or H

35

­

 

4 6

10000

M

5.5

J

350

 

400000

 

5 7

100000

M

6.5

K

3500

 

4000000

 

6 8

◊EUGGMP2002LímitesrecomendadosdeContaminaciónMicrobiana

     

contact

 

Settle Plates Diam 90 mm cfu/m 3

Plates Diam

Glove Print

Air Sample

55 mm

5 fingers

Grade

cfu/m 3

cfu/m 3

cfu/glove

A

<1

<1

<1

<1

B

10

5

5

5

C

100

50

25

­

D

200

100

50

­

Note Grado A y B corresponde a clase 100, M 3.5, ISO 5 Grado C corresponde a clase 10000, M 5.5, ISO 7 Grado D corresponde a clase 100000, M 6.5, ISO 8

 

◊ClasificacióndelAireporlaOrganizaciónMundialdelaSalud(WHO)2002

NúmeroMáximoPermitido/m 3

   

Grado

Partículas

Micro

0.5µm

5.0µm

organismos

A(LAF)

350

0

<1

 

B 3.500

0

5

 

C 350.000

2

100

 

D 3.500.000

20

500

Note Grado A y B corresponde a clase 100, M 3.5, ISO 5 Grado C corresponde a clase 10000, M 5.5, ISO 7 Grado D corresponde a clase 100000, M 6.5, ISO 8

 

◊ClasificacióndelAireporel"ScheduleM"

 

NúmeroMáximoPermitidodepartículas/m 3 igualomayor

Grado

endescanso

enoperación

0.5µm

5.0µm

0.5µm

5.0µm

A

352

29

3.520

293

B

3.520

293

352.000

2.930

C

352.000

2.930

3.520.000

29.300

D

3.520.000

29.300

not defined

not defined

Note Grado A y B corresponde a clase 100, M 3.5, ISO 5 Grado C corresponde a clase 10000, M 5.5, ISO 7 Grado D corresponde a clase 100000, M 6.5, ISO 8

 

◊TiposdeOperacionesparapreparacionesasépticas.

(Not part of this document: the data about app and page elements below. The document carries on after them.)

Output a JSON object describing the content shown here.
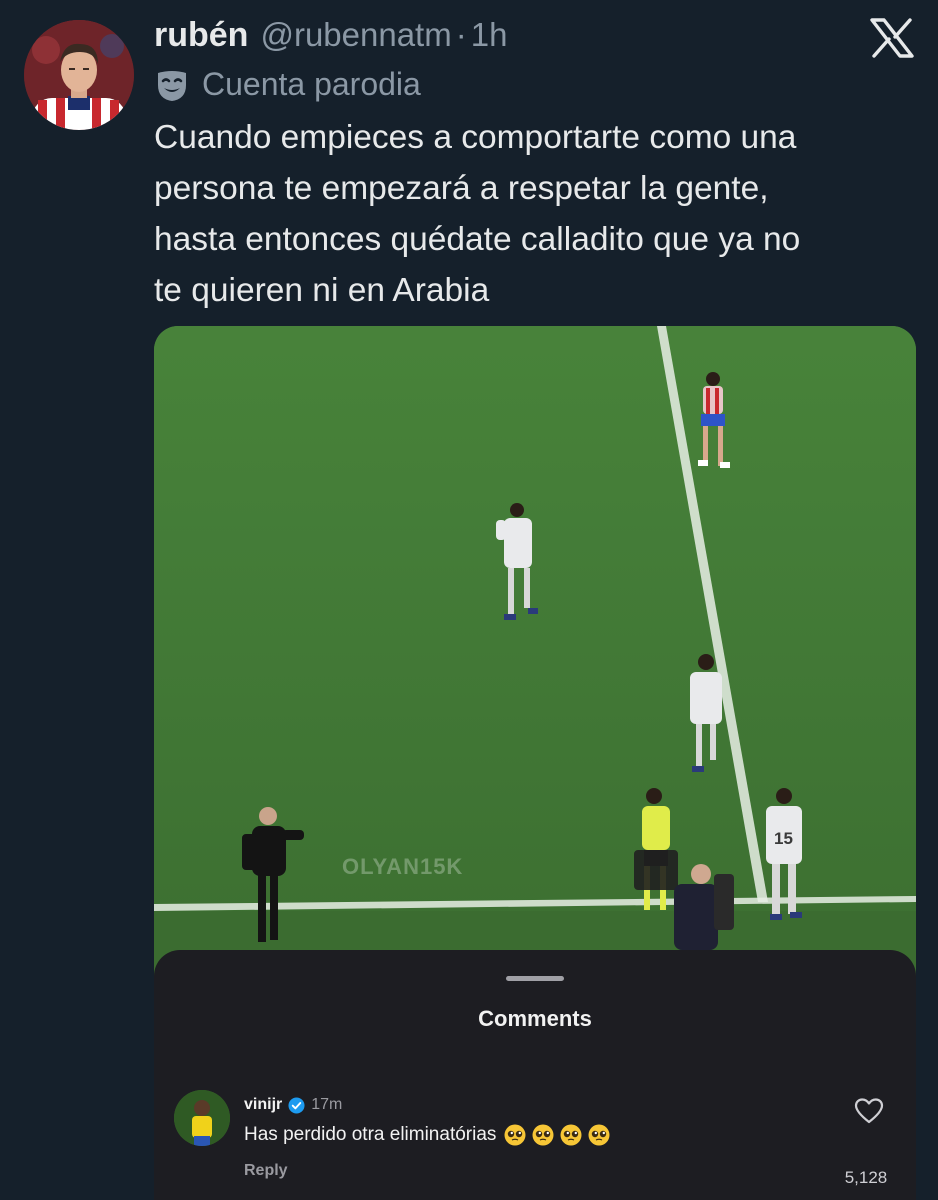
{
  "tweet": {
    "author_name": "rubén",
    "handle": "@rubennatm",
    "separator": "·",
    "time": "1h",
    "parody_label": "Cuenta parodia",
    "text_lines": [
      "Cuando empieces a comportarte como una",
      "persona te empezará a respetar la gente,",
      "hasta entonces quédate calladito que ya no",
      "te quieren ni en Arabia"
    ]
  },
  "media": {
    "watermark": "OLYAN15K",
    "comments_sheet": {
      "title": "Comments",
      "comment": {
        "username": "vinijr",
        "verified": true,
        "time": "17m",
        "text": "Has perdido otra eliminatórias",
        "emoji_count": 4,
        "emoji": "pleading-face",
        "reply_label": "Reply",
        "like_count": "5,128"
      }
    }
  },
  "icons": [
    "x-logo-icon",
    "mask-icon",
    "verified-icon",
    "pleading-face-icon",
    "heart-icon"
  ],
  "colors": {
    "background": "#15202b",
    "text_primary": "#e7e9ea",
    "text_secondary": "#8b98a5",
    "sheet_background": "#1d1d22",
    "verified_blue": "#1d9bf0"
  }
}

Grade

TypesofOpeartionsforAsepticPreparations

A

Preparación aséptica y relleno

B

Background room conditions for activities requiring Grade A

C

Preparacion de Soluciones para ser filtradas

D

Manipuleo de componentes después del lavado

Note Grado A y B corresponde a clase 100, M 3.5, ISO 5 Grado C corresponde a clase 10000, M 5.5, ISO 7 Grado D corresponde a clase 100000, M 6.5, ISO 8

◊TiposdeOperacionesparaproductosesterilizadosterminales

Grade

TypesofOpeartionsforTerminallySterilisedProducts

A

Relleno de productos, no usualmente riesgosos

C

Placement of filling and sealing machines, preparation of solutions, when unusually at risk. Filling of products when unusually at risk

D

moulding, blowing (pre­forming) opearions of plastic containers, Preparation of solutions and components for subsequent filling

Note Grado A y B corresponde a clase 100, M 3.5, ISO 5 Grado C corresponde a clase 10000, M 5.5, ISO 7 Grado D corresponde a clase 100000, M 6.5, ISO 8

◊MonitoreoambientaldeSalasLimpias

 

Sl.N o

Test

Frecuencia

1

Monitoreo de partículas en suspensión

6